- Task to complete
You are asked to filter the data below and copy every line holding "caption".

Stored items:
————

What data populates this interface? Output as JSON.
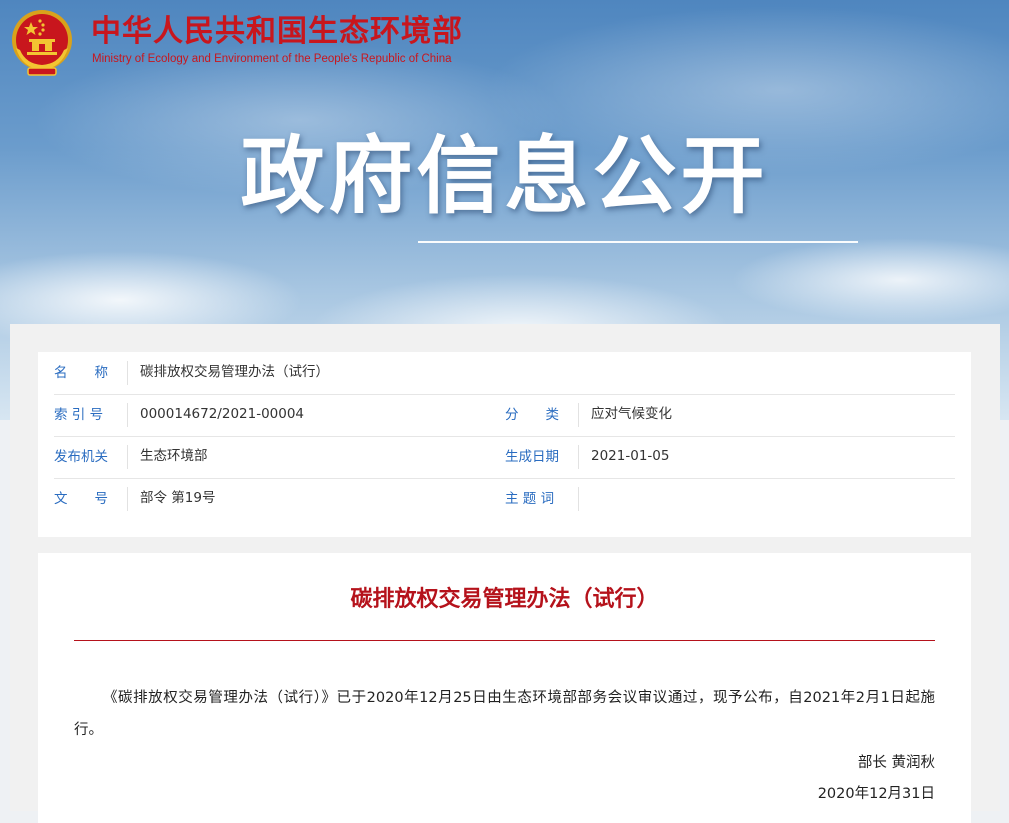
{
  "site": {
    "name_cn": "中华人民共和国生态环境部",
    "name_en": "Ministry of Ecology and Environment of the People's Republic of China",
    "emblem_icon": "national-emblem-icon"
  },
  "banner": {
    "heading": "政府信息公开"
  },
  "colors": {
    "brand_red": "#c8161d",
    "label_blue": "#2a6cc0",
    "title_red": "#b5121b"
  },
  "meta": {
    "name_label": "名　　称",
    "name_value": "碳排放权交易管理办法（试行）",
    "index_label": "索 引 号",
    "index_value": "000014672/2021-00004",
    "category_label": "分　　类",
    "category_value": "应对气候变化",
    "issuer_label": "发布机关",
    "issuer_value": "生态环境部",
    "date_label": "生成日期",
    "date_value": "2021-01-05",
    "docno_label": "文　　号",
    "docno_value": "部令 第19号",
    "subject_label": "主 题 词",
    "subject_value": ""
  },
  "document": {
    "title": "碳排放权交易管理办法（试行）",
    "body": "《碳排放权交易管理办法（试行）》已于2020年12月25日由生态环境部部务会议审议通过，现予公布，自2021年2月1日起施行。",
    "signer": "部长 黄润秋",
    "date": "2020年12月31日"
  }
}
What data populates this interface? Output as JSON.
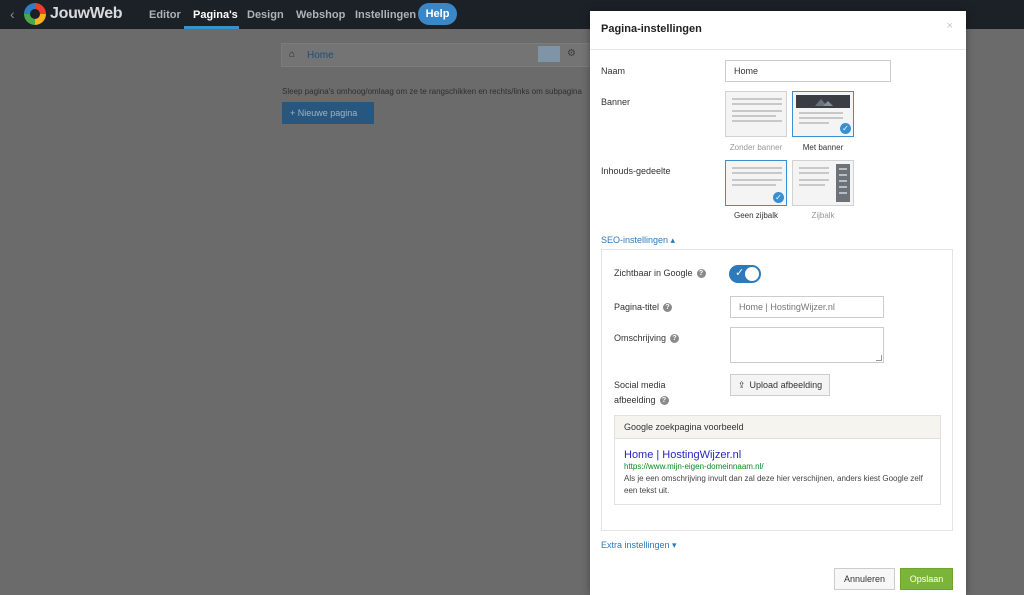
{
  "topbar": {
    "logo_text": "JouwWeb",
    "nav": [
      {
        "label": "Editor"
      },
      {
        "label": "Pagina's"
      },
      {
        "label": "Design"
      },
      {
        "label": "Webshop"
      },
      {
        "label": "Instellingen"
      }
    ],
    "active_nav": "Pagina's",
    "help_label": "Help"
  },
  "background": {
    "home_label": "Home",
    "hint_text": "Sleep pagina's omhoog/omlaag om ze te rangschikken en rechts/links om subpagina",
    "new_page_label": "+  Nieuwe pagina"
  },
  "modal": {
    "title": "Pagina-instellingen",
    "close_symbol": "×",
    "naam_label": "Naam",
    "naam_value": "Home",
    "banner_label": "Banner",
    "banner_options": [
      {
        "caption": "Zonder banner",
        "selected": false
      },
      {
        "caption": "Met banner",
        "selected": true
      }
    ],
    "content_label": "Inhouds-gedeelte",
    "content_options": [
      {
        "caption": "Geen zijbalk",
        "selected": true
      },
      {
        "caption": "Zijbalk",
        "selected": false
      }
    ],
    "seo_toggle": "SEO-instellingen ▴",
    "seo": {
      "visible_label": "Zichtbaar in Google",
      "visible_on": true,
      "page_title_label": "Pagina-titel",
      "page_title_placeholder": "Home | HostingWijzer.nl",
      "description_label": "Omschrijving",
      "social_label_1": "Social media",
      "social_label_2": "afbeelding",
      "upload_label": "Upload afbeelding",
      "preview_header": "Google zoekpagina voorbeeld",
      "preview_title": "Home | HostingWijzer.nl",
      "preview_url": "https://www.mijn-eigen-domeinnaam.nl/",
      "preview_description": "Als je een omschrijving invult dan zal deze hier verschijnen, anders kiest Google zelf een tekst uit."
    },
    "extra_toggle": "Extra instellingen ▾",
    "cancel_label": "Annuleren",
    "save_label": "Opslaan"
  },
  "colors": {
    "accent": "#3a8fd0",
    "save_green": "#7ab53a",
    "link_blue": "#2d79b9",
    "preview_title": "#2626c4",
    "preview_url": "#0a8a1f"
  },
  "icons": [
    "back-arrow-icon",
    "logo-icon",
    "home-icon",
    "edit-icon",
    "gear-icon",
    "close-icon",
    "checkmark-icon",
    "help-icon",
    "upload-icon",
    "caret-up-icon",
    "caret-down-icon"
  ]
}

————

- Reply
        "caption": "Zonder banner",
        "caption": "Met banner",
        "caption": "Geen zijbalk",
        "caption": "Zijbalk",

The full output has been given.